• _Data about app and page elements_
::::::

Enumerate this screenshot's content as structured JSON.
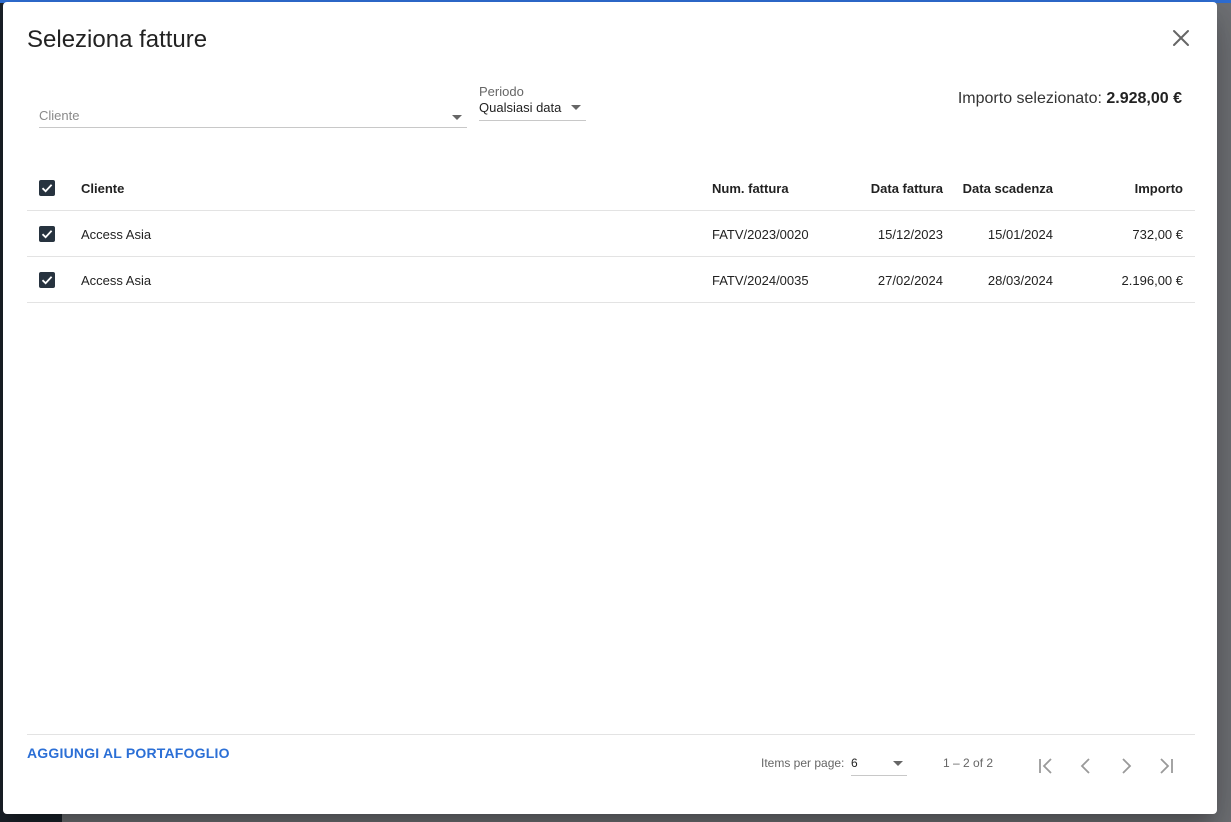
{
  "dialog": {
    "title": "Seleziona fatture",
    "filters": {
      "cliente_placeholder": "Cliente",
      "periodo_label": "Periodo",
      "periodo_value": "Qualsiasi data"
    },
    "importo": {
      "label": "Importo selezionato:",
      "value": "2.928,00 €"
    },
    "table": {
      "columns": [
        "Cliente",
        "Num. fattura",
        "Data fattura",
        "Data scadenza",
        "Importo"
      ],
      "rows": [
        {
          "cliente": "Access Asia",
          "num": "FATV/2023/0020",
          "data": "15/12/2023",
          "scadenza": "15/01/2024",
          "importo": "732,00 €",
          "checked": true
        },
        {
          "cliente": "Access Asia",
          "num": "FATV/2024/0035",
          "data": "27/02/2024",
          "scadenza": "28/03/2024",
          "importo": "2.196,00 €",
          "checked": true
        }
      ],
      "select_all_checked": true
    },
    "footer": {
      "add_label": "AGGIUNGI AL PORTAFOGLIO",
      "items_per_page_label": "Items per page:",
      "items_per_page_value": "6",
      "range_label": "1 – 2 of 2"
    }
  },
  "colors": {
    "accent": "#2b6fd6",
    "checkbox": "#27333f"
  },
  "icons": {
    "close": "close-icon",
    "check": "check-icon",
    "first_page": "first-page-icon",
    "prev_page": "chevron-left-icon",
    "next_page": "chevron-right-icon",
    "last_page": "last-page-icon"
  }
}
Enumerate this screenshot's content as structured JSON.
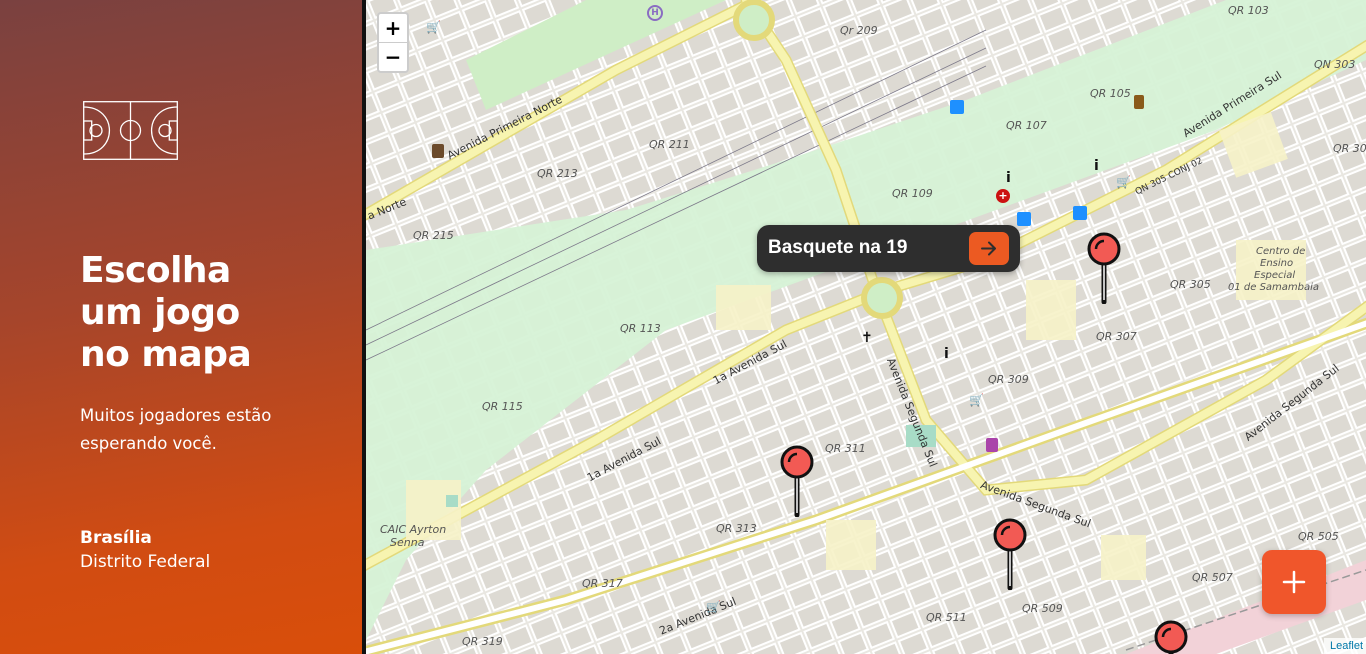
{
  "sidebar": {
    "logo_icon": "basketball-court-icon",
    "headline": [
      "Escolha",
      "um jogo",
      "no mapa"
    ],
    "subtitle_lines": [
      "Muitos jogadores estão",
      "esperando você."
    ],
    "city": "Brasília",
    "state": "Distrito Federal"
  },
  "map": {
    "zoom_in": "+",
    "zoom_out": "−",
    "popup": {
      "title": "Basquete na 19",
      "button_icon": "arrow-right-icon"
    },
    "fab_icon": "plus-icon",
    "attribution": "Leaflet",
    "labels": {
      "qr209": "Qr 209",
      "qr211": "QR 211",
      "qr213": "QR 213",
      "qr215": "QR 215",
      "qr113": "QR 113",
      "qr115": "QR 115",
      "qr105": "QR 105",
      "qr107": "QR 107",
      "qr109": "QR 109",
      "qr103": "QR 103",
      "qr305": "QR 305",
      "qr307": "QR 307",
      "qr309": "QR 309",
      "qr311": "QR 311",
      "qr313": "QR 313",
      "qr317": "QR 317",
      "qr319": "QR 319",
      "qr511": "QR 511",
      "qr509": "QR 509",
      "qr505": "QR 505",
      "qr507": "QR 507",
      "qn303": "QN 303",
      "qr30": "QR 30",
      "caic1": "CAIC Ayrton",
      "caic2": "Senna",
      "centro1": "Centro de",
      "centro2": "Ensino",
      "centro3": "Especial",
      "centro4": "01 de Samambaia"
    },
    "roads": {
      "ap_norte": "Avenida Primeira Norte",
      "norte": "a Norte",
      "ap_sul": "Avenida Primeira Sul",
      "av1_sul_a": "1a Avenida Sul",
      "av1_sul_b": "1a Avenida Sul",
      "av2_sul": "2a Avenida Sul",
      "as_sul_a": "Avenida Segunda Sul",
      "as_sul_b": "Avenida Segunda Sul",
      "as_sul_c": "Avenida Segunda Sul",
      "qn305": "QN 305 CONJ 02"
    }
  },
  "colors": {
    "accent": "#f0562b",
    "popup_bg": "#2e2e2e",
    "pin": "#f25a54",
    "park": "#c9f0cf",
    "road": "#f7f4b0"
  }
}
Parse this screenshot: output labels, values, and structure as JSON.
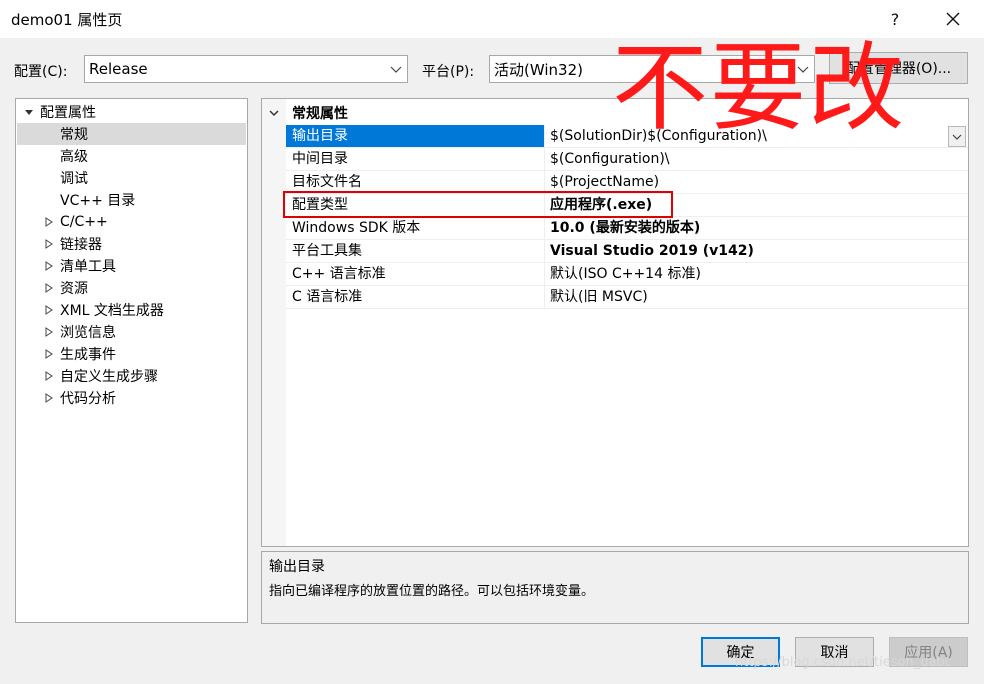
{
  "window": {
    "title": "demo01 属性页",
    "help_label": "?",
    "close_label": "✕"
  },
  "config_bar": {
    "config_label": "配置(C):",
    "config_value": "Release",
    "platform_label": "平台(P):",
    "platform_value": "活动(Win32)",
    "manager_button": "配置管理器(O)..."
  },
  "tree": {
    "root": "配置属性",
    "children": [
      "常规",
      "高级",
      "调试",
      "VC++ 目录"
    ],
    "groups": [
      "C/C++",
      "链接器",
      "清单工具",
      "资源",
      "XML 文档生成器",
      "浏览信息",
      "生成事件",
      "自定义生成步骤",
      "代码分析"
    ]
  },
  "grid": {
    "category": "常规属性",
    "rows": [
      {
        "name": "输出目录",
        "value": "$(SolutionDir)$(Configuration)\\"
      },
      {
        "name": "中间目录",
        "value": "$(Configuration)\\"
      },
      {
        "name": "目标文件名",
        "value": "$(ProjectName)"
      },
      {
        "name": "配置类型",
        "value": "应用程序(.exe)"
      },
      {
        "name": "Windows SDK 版本",
        "value": "10.0 (最新安装的版本)"
      },
      {
        "name": "平台工具集",
        "value": "Visual Studio 2019 (v142)"
      },
      {
        "name": "C++ 语言标准",
        "value": "默认(ISO C++14 标准)"
      },
      {
        "name": "C 语言标准",
        "value": "默认(旧 MSVC)"
      }
    ]
  },
  "description": {
    "title": "输出目录",
    "text": "指向已编译程序的放置位置的路径。可以包括环境变量。"
  },
  "buttons": {
    "ok": "确定",
    "cancel": "取消",
    "apply": "应用(A)"
  },
  "annotation": {
    "text": "不要改"
  },
  "watermark": "https://blog.csdn.net/tieson_uabc",
  "colors": {
    "selection": "#0078d7",
    "annotation_red": "#ff1a1a"
  }
}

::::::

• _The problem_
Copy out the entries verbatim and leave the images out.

• _Solution to this problem_
Enumerate this screenshot's content as structured JSON.
{
  "dialog": {
    "title": "Seleziona fatture",
    "filters": {
      "cliente_placeholder": "Cliente",
      "periodo_label": "Periodo",
      "periodo_value": "Qualsiasi data"
    },
    "importo": {
      "label": "Importo selezionato:",
      "value": "2.928,00 €"
    },
    "table": {
      "columns": [
        "Cliente",
        "Num. fattura",
        "Data fattura",
        "Data scadenza",
        "Importo"
      ],
      "rows": [
        {
          "cliente": "Access Asia",
          "num": "FATV/2023/0020",
          "data": "15/12/2023",
          "scadenza": "15/01/2024",
          "importo": "732,00 €",
          "checked": true
        },
        {
          "cliente": "Access Asia",
          "num": "FATV/2024/0035",
          "data": "27/02/2024",
          "scadenza": "28/03/2024",
          "importo": "2.196,00 €",
          "checked": true
        }
      ],
      "select_all_checked": true
    },
    "footer": {
      "add_label": "AGGIUNGI AL PORTAFOGLIO",
      "items_per_page_label": "Items per page:",
      "items_per_page_value": "6",
      "range_label": "1 – 2 of 2"
    }
  },
  "colors": {
    "accent": "#2b6fd6",
    "checkbox": "#27333f"
  },
  "icons": {
    "close": "close-icon",
    "check": "check-icon",
    "first_page": "first-page-icon",
    "prev_page": "chevron-left-icon",
    "next_page": "chevron-right-icon",
    "last_page": "last-page-icon"
  }
}
Enumerate this screenshot's content as structured JSON.
{
  "sidebar": {
    "logo_icon": "basketball-court-icon",
    "headline": [
      "Escolha",
      "um jogo",
      "no mapa"
    ],
    "subtitle_lines": [
      "Muitos jogadores estão",
      "esperando você."
    ],
    "city": "Brasília",
    "state": "Distrito Federal"
  },
  "map": {
    "zoom_in": "+",
    "zoom_out": "−",
    "popup": {
      "title": "Basquete na 19",
      "button_icon": "arrow-right-icon"
    },
    "fab_icon": "plus-icon",
    "attribution": "Leaflet",
    "labels": {
      "qr209": "Qr 209",
      "qr211": "QR 211",
      "qr213": "QR 213",
      "qr215": "QR 215",
      "qr113": "QR 113",
      "qr115": "QR 115",
      "qr105": "QR 105",
      "qr107": "QR 107",
      "qr109": "QR 109",
      "qr103": "QR 103",
      "qr305": "QR 305",
      "qr307": "QR 307",
      "qr309": "QR 309",
      "qr311": "QR 311",
      "qr313": "QR 313",
      "qr317": "QR 317",
      "qr319": "QR 319",
      "qr511": "QR 511",
      "qr509": "QR 509",
      "qr505": "QR 505",
      "qr507": "QR 507",
      "qn303": "QN 303",
      "qr30": "QR 30",
      "caic1": "CAIC Ayrton",
      "caic2": "Senna",
      "centro1": "Centro de",
      "centro2": "Ensino",
      "centro3": "Especial",
      "centro4": "01 de Samambaia"
    },
    "roads": {
      "ap_norte": "Avenida Primeira Norte",
      "norte": "a Norte",
      "ap_sul": "Avenida Primeira Sul",
      "av1_sul_a": "1a Avenida Sul",
      "av1_sul_b": "1a Avenida Sul",
      "av2_sul": "2a Avenida Sul",
      "as_sul_a": "Avenida Segunda Sul",
      "as_sul_b": "Avenida Segunda Sul",
      "as_sul_c": "Avenida Segunda Sul",
      "qn305": "QN 305 CONJ 02"
    }
  },
  "colors": {
    "accent": "#f0562b",
    "popup_bg": "#2e2e2e",
    "pin": "#f25a54",
    "park": "#c9f0cf",
    "road": "#f7f4b0"
  }
}
Parse this screenshot: output labels, values, and structure as JSON.
{
  "window": {
    "title": "demo01 属性页",
    "help_label": "?",
    "close_label": "✕"
  },
  "config_bar": {
    "config_label": "配置(C):",
    "config_value": "Release",
    "platform_label": "平台(P):",
    "platform_value": "活动(Win32)",
    "manager_button": "配置管理器(O)..."
  },
  "tree": {
    "root": "配置属性",
    "children": [
      "常规",
      "高级",
      "调试",
      "VC++ 目录"
    ],
    "groups": [
      "C/C++",
      "链接器",
      "清单工具",
      "资源",
      "XML 文档生成器",
      "浏览信息",
      "生成事件",
      "自定义生成步骤",
      "代码分析"
    ]
  },
  "grid": {
    "category": "常规属性",
    "rows": [
      {
        "name": "输出目录",
        "value": "$(SolutionDir)$(Configuration)\\"
      },
      {
        "name": "中间目录",
        "value": "$(Configuration)\\"
      },
      {
        "name": "目标文件名",
        "value": "$(ProjectName)"
      },
      {
        "name": "配置类型",
        "value": "应用程序(.exe)"
      },
      {
        "name": "Windows SDK 版本",
        "value": "10.0 (最新安装的版本)"
      },
      {
        "name": "平台工具集",
        "value": "Visual Studio 2019 (v142)"
      },
      {
        "name": "C++ 语言标准",
        "value": "默认(ISO C++14 标准)"
      },
      {
        "name": "C 语言标准",
        "value": "默认(旧 MSVC)"
      }
    ]
  },
  "description": {
    "title": "输出目录",
    "text": "指向已编译程序的放置位置的路径。可以包括环境变量。"
  },
  "buttons": {
    "ok": "确定",
    "cancel": "取消",
    "apply": "应用(A)"
  },
  "annotation": {
    "text": "不要改"
  },
  "watermark": "https://blog.csdn.net/tieson_uabc",
  "colors": {
    "selection": "#0078d7",
    "annotation_red": "#ff1a1a"
  }
}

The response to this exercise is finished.